UWF alumna makes an impact on her students
The thought of becoming a teacher occurred at a young age for Amanda Lagergren,'07. When she was an elementary school student, she would silently critique her teachers, thinking about the ways she would do things differently. However, it wasn't until a few years after graduating from college that she realized she wanted to make teaching a career.
The thought of becoming a teacher occurred at a young age for Amanda Lagergren,’07. When she was an elementary school student, she would silently critique her teachers, thinking about the ways she would do things differently. However, it wasn’t until a few years after graduating from college that she realized she wanted to make teaching a career.
“I have always wanted to make an impact on children’s lives,” said Lagergren. “So, I went back to school and earned my master’s in education from the University of West Florida. Without UWF, I would not have been prepared to become the teacher I am today.”
Lagergren is now in her third year of teaching fifth grade at Edgewater Elementary, a school in Pensacola with 370 students. And, this year, she was selected from a pool of 70 nominees as the Escambia County School District Teacher of the Year for 2009-2010.
Lagergren focuses on building her students’ confidence. During her first year of teaching, she had a student who, due to various circumstances, had low self-esteem. He did not think he could learn and catch up with the other students. This caused him to have a behavior problem at the beginning of the year. Lagergren worked with him throughout the year, and he transformed into a dedicated student with an excellent attitude. Now, he comes to visit her about once a month. He has been student of the month and he is speaking at his upcoming graduation.
“I am so proud of him,” said Lagergren. “On the days when I wonder why I do this crazy job, I pull out the note he gave me on the last day of school. In his note, he thanks me for believing in him when no one else did. I can’t change all of the kids like I did him, but I will do my hardest to try. Just helping change this one is worth every bit of time and effort I have spent on all my students.”
A big believer in cooperative learning, she encourages students to work together on projects and assignments.
“I want my students to want to learn and become confident learners,” said Lagergren. “I don’t want them to be afraid to take chances in the classroom. The kids are amazing, and while they will learn a lot from you, you will learn even more from them.”
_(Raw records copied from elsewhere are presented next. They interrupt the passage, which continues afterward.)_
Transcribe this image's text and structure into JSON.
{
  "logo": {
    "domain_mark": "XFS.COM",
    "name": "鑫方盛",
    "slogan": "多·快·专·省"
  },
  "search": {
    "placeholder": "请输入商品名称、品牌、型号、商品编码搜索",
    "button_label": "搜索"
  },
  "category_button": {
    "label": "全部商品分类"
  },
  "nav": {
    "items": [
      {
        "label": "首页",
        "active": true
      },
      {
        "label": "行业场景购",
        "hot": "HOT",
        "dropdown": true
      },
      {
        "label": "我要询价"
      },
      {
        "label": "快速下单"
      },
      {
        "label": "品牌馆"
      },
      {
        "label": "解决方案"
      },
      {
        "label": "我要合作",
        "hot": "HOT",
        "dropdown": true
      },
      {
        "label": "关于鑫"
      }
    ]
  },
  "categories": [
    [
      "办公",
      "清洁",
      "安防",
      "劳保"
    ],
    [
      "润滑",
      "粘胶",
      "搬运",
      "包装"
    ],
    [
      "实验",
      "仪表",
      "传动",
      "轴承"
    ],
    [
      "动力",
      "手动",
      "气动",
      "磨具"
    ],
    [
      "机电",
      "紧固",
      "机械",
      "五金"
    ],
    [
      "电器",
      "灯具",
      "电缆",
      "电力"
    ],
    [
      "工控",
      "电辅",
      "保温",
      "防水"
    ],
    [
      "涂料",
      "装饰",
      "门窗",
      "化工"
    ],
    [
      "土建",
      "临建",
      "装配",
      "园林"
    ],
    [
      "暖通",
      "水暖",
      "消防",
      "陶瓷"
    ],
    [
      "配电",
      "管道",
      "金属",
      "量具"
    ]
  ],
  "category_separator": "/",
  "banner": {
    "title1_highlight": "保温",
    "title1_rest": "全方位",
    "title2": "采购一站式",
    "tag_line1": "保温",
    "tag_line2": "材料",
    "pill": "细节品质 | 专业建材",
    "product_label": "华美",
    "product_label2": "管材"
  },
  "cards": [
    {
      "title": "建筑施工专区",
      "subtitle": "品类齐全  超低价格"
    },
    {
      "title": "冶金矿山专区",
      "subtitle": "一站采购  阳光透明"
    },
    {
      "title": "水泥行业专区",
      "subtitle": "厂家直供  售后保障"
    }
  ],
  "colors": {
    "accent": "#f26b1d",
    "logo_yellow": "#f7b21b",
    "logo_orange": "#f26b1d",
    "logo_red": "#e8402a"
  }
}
To learn more about UWF’s Education programs, visit uwf.edu/education.
Written by Lauren Smith, University Marketing Communications